Here are some other notes from the Eastern Conference:
- The Nets won’t allow Kyrie Irving‘s ankle sprain to impact James Harden‘s return from a hamstring injury, head coach Steve Nash said, as relayed by Michael Scotto of HoopsHype (Twitter link). Harden missed most of Game 1 and hasn’t played since, with Brooklyn now missing two of its top three players due to injuries. “I think it’s an independent case. I don’t want James to be rushed back,” Nash said. “If he’s able to play next game and the game after, that’s fantastic.” As of Sunday night, no return timeline has been issued for either player.
- Eric Nehm of The Athletic examined how the Bucks can improve their offense prior to Game 4 on Sunday. Milwaukee bounced back with a much better offensive effort in the contest, winning 107-96 while shooting 44% from the floor. The team also recorded 27 assists in the outing.
- Brendan Rourke of Pacers.com reviews the season from Kelan Martin, who appeared in a total of 35 games. The 25-year-old Martin joined the Pacers last November after playing 31 games with the Timberwolves in 2019/20.
- The Sixers sent Danny Green home to Philadelphia to get treatment on his right calf strain, but hope to get him back around the team as quickly as possible due to his veteran leadership, head coach Doc Rivers said on Sunday (Twitter link via Kyle Neubeck of PhillyVoice.com). Of course, the team would love to welcome a healthy Green back on the court too, but he’s expected to miss at least two or three more weeks due to his calf injury.
The right calf strain that Sixers starting swingman Danny Green suffered in the first half of Philadelphia’s Game 3 victory over the Hawks will keep him sidelined for 2-3 weeks, tweets Shams Charania of The Athletic.
The Sixers, the top seed in the Eastern Conference, will thus be without Green’s services for the rest of their series against the scrappy Hawks.
Should the Sixers advance, Green may be available at some point during the Eastern Conference Finals. The 76ers are ahead of the Hawks 2-1 in their best-of-seven second-round series. The Nets currently lead the Bucks 2-1 on the other side of the bracket.
Shooting guard Furkan Korkmaz started the second half of Game 3 Friday, and appears to be the choice of Philadelphia head coach Doc Rivers to start in Green’s stead while the two-time reigning champ (with the Lakers in 2020 and the Raptors in 2019) recuperates.

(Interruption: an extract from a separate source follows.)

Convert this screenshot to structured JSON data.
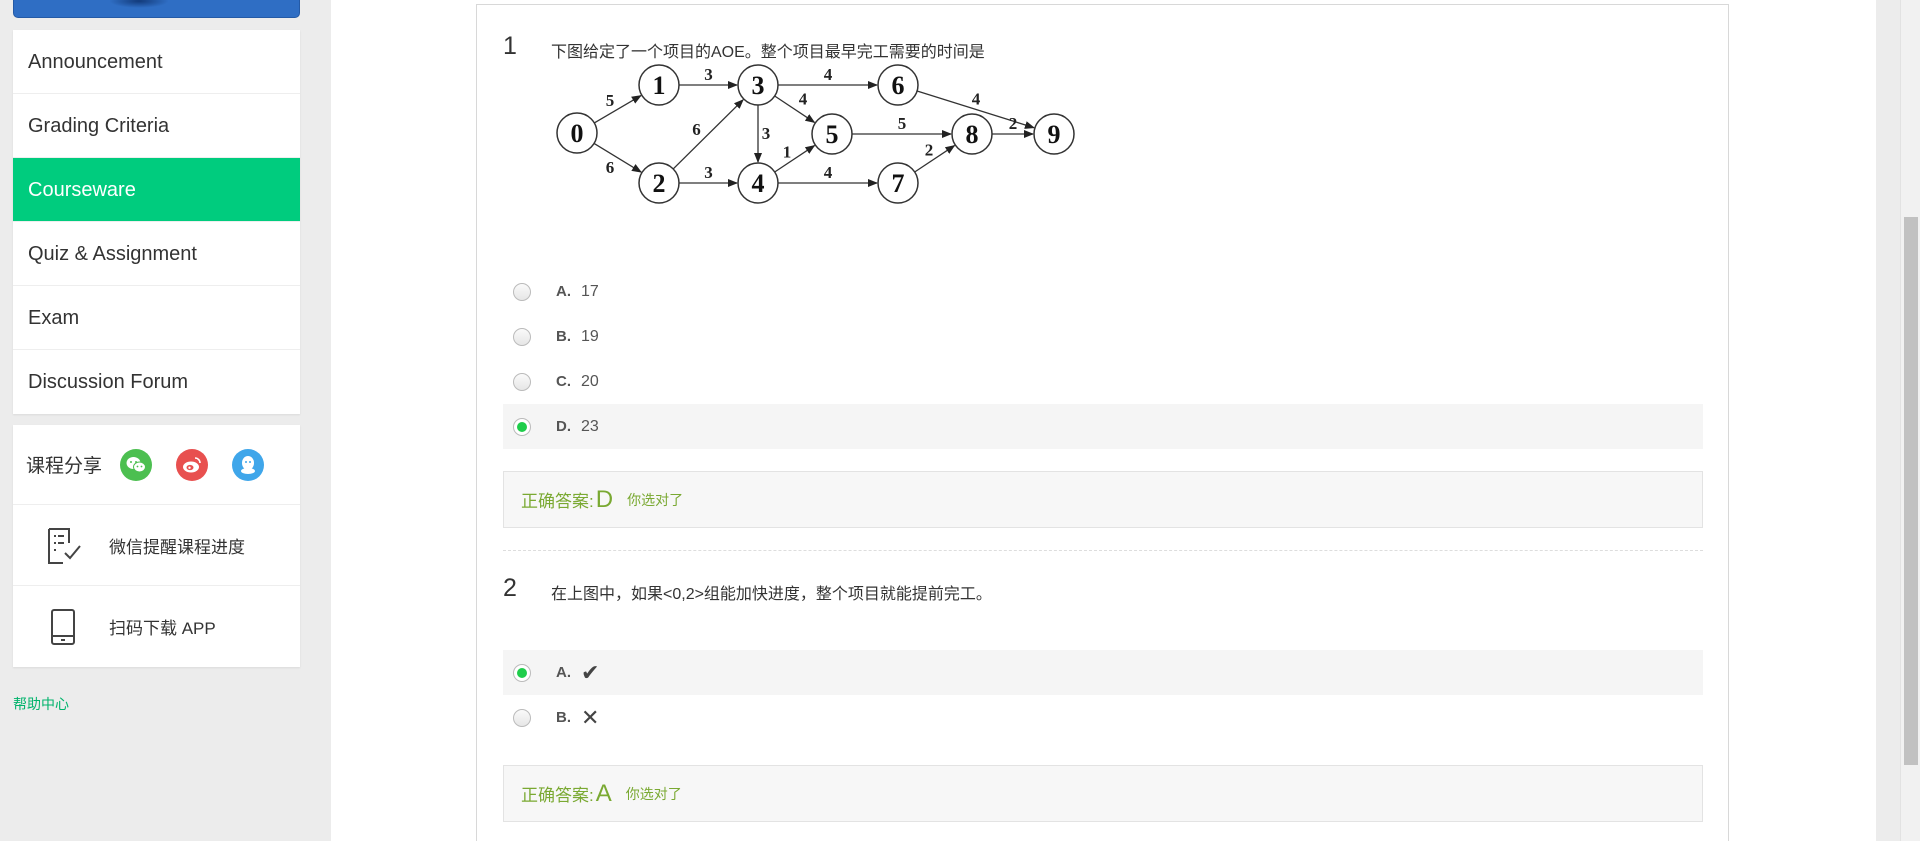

Green averaged 4.5 PPG, 6.0 APG, 2.5 RPG and 2.0 SPG during the first two games of the series, for which he was fully healthy. He was available for just 3:45 of Game 3 action in Atlanta before leaving for the team’s locker room with the injury.
Jazz center Rudy Gobert has been selected as the NBA’s Defensive Player of the Year, tweets Shams Charania of The Athletic. This is the third DPOY honor for Gobert, who also won the award in 2018 and 2019.
During his eight NBA seasons, Gobert has established himself as one of the league’s best shot blockers. He averaged a career-best 2.7 rejections per game this season and ranked first in a number of defensive analytics stats, including defensive real plus-minus and defensive RAPTOR, by a wide margin.
“It takes team effort, mental toughness, hard work and dedication,” Gobert told Eric Walden of The Salt Lake Tribune (Twitter link). “Every day you have to come in with a mindset to make your team better on that end.”
Gobert received 84 first-place votes, along with 14 for second place and two for third place for an overall total of 464 points, the NBA announced in its official press release.
The Sixers‘ Ben Simmons was second with 15/67/11 and 287 points, followed by the Warriors‘ Draymond Green with 0/13/37 and 76 points. The other first-place vote went to Bam Adebayo of the Heat, who came in fourth.
Eight other players received at least one DPOY vote, including Giannis Antetokounmpo, Clint Capela, Joel Embiid, and Jrue Holiday. Perhaps the most unexpected vote belonged to Kentavious Caldwell-Pope, who was placed third on one ballot.
Photo courtesy of USA Today Sports Images.